If you came to last year’s Good Funeral Awards weekend, you will remember Clarissa Tan. She was the journalist from the Spectator magazine. She had breast cancer. The piece she wrote afterwards inspired the name of this year’s get-together in Bournville: the Ideal Death Show.
Clarissa has died of breast cancer aged 42.
‘I am a reporter,’ I say. ‘I’ve come to cover this event. But don’t worry, I won’t report what you share in this yurt. Also, I have cancer. I have been in treatment for one year, but now the treatment is over. I take one day at a time.’
There is silence, then hugs. I thought I would cry, but I don’t. Instead, I feel acceptance and a strange kernel of satisfaction.
I arrived expecting a weekend of black comedy. This is what I find, but there’s something else — a sincerity and straightforwardness that takes me by surprise.
It is not at all a fashionable point of view, but I believe in God — and a good one, at that. The belief fills me with healing, wonderful hope. It is the hope not that I will live. It is the hope that I am loved.
I realise that although I am frightened of dying, there’s a also a tiny part of me that’s always been scared of living.

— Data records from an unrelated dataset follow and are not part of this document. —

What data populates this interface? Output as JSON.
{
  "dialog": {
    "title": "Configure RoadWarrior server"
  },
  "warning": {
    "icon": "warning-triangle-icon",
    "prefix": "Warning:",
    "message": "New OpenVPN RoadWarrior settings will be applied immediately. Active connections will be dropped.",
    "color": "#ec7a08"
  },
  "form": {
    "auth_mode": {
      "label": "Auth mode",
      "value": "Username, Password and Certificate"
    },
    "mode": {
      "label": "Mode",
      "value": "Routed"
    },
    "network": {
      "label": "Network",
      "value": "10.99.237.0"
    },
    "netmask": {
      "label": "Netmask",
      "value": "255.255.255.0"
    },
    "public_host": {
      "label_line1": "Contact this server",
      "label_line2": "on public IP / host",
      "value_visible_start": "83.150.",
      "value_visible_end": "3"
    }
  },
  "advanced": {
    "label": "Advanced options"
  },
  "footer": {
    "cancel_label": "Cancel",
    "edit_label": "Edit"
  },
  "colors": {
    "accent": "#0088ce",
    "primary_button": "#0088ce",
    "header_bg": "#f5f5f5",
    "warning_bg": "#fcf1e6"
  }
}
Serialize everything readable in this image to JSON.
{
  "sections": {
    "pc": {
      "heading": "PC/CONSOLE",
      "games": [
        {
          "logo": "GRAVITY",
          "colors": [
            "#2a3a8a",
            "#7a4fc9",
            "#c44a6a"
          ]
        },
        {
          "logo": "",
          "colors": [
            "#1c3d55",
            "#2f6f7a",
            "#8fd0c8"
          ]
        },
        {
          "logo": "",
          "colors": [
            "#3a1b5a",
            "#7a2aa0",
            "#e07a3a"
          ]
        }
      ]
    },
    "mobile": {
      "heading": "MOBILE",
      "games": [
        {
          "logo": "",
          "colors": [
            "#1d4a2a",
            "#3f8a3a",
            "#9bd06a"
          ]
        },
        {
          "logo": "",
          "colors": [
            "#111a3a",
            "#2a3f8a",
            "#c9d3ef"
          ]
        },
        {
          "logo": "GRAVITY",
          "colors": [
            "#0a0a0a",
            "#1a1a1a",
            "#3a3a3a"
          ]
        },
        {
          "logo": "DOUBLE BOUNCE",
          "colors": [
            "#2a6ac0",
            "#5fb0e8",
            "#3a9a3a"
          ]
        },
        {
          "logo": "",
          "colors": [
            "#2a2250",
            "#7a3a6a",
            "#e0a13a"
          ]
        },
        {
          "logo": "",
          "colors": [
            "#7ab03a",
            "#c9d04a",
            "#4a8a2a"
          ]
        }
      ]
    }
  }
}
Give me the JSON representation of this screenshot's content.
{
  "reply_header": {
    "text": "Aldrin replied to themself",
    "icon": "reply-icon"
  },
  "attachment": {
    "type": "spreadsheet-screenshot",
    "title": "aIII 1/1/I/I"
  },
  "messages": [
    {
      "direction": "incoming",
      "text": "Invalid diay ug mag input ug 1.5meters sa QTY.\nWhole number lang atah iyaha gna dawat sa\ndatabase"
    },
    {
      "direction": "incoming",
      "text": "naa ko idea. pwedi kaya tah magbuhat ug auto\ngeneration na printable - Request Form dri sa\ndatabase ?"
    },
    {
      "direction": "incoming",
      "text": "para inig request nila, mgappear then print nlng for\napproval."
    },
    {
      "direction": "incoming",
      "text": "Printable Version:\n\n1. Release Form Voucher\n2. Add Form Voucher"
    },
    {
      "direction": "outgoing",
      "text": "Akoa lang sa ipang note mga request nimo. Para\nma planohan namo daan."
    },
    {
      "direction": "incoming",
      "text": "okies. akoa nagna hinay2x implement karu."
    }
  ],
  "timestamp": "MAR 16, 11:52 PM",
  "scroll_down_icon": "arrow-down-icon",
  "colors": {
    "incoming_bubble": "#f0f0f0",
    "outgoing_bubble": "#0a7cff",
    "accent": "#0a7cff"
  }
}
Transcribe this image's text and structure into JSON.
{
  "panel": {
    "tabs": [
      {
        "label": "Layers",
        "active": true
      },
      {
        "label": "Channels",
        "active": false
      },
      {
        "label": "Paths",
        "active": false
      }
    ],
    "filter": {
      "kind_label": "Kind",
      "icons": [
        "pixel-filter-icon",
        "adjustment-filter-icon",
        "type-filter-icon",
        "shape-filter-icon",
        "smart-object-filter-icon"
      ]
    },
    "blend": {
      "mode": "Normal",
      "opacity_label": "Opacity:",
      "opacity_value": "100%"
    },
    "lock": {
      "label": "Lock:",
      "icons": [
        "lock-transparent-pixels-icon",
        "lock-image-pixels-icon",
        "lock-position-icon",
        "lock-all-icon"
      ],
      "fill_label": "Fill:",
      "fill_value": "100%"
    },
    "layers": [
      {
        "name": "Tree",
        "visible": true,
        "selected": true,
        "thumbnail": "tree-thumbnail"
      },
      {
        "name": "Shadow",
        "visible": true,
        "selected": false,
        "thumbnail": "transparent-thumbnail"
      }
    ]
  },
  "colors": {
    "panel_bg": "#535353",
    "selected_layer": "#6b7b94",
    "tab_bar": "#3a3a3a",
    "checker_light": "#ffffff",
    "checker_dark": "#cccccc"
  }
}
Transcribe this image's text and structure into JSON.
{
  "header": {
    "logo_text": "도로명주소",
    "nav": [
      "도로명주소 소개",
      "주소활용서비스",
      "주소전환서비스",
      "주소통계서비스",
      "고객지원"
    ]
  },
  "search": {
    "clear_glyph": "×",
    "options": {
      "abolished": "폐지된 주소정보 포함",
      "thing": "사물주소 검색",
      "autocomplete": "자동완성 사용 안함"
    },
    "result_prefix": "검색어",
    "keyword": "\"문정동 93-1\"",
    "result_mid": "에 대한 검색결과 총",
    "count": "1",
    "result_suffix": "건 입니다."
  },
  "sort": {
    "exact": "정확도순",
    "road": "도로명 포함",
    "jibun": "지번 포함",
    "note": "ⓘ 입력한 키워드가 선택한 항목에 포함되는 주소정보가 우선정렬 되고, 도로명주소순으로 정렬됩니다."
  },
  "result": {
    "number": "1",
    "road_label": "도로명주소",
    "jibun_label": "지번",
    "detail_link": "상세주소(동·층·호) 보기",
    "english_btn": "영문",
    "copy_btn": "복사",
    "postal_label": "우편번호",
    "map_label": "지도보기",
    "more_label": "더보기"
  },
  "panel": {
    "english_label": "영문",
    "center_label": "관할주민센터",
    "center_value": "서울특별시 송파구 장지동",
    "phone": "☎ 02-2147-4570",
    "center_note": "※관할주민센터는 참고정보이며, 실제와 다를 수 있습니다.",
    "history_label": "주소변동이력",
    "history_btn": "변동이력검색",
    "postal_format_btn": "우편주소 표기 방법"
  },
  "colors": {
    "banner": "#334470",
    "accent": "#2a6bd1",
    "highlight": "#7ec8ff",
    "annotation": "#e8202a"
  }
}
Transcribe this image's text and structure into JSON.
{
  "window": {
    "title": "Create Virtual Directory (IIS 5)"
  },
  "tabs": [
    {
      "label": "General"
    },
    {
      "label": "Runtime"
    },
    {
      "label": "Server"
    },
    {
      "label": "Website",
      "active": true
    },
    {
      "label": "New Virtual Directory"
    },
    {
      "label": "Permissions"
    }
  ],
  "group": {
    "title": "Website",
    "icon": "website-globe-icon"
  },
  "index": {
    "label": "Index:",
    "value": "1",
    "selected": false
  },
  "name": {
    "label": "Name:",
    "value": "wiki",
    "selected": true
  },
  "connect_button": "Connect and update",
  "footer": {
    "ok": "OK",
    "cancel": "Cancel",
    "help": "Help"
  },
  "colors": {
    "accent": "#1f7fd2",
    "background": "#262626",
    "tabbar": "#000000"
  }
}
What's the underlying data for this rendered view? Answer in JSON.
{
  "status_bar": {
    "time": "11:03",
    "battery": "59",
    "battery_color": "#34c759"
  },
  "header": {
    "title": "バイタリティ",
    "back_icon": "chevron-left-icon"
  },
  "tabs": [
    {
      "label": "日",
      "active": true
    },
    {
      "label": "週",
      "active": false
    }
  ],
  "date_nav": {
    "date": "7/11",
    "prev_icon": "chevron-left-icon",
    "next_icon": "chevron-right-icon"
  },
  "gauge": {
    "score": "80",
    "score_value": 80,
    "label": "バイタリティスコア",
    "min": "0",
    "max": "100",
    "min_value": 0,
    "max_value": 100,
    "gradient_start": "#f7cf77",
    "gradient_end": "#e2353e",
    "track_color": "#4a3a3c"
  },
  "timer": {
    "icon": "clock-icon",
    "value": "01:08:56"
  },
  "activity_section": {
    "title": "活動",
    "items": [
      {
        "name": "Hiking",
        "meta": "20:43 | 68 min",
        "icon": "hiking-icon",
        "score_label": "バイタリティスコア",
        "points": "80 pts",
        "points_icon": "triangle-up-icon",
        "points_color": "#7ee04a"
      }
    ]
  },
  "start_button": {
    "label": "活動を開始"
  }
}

The finality of death is hard. The uncertainties of life can be harder.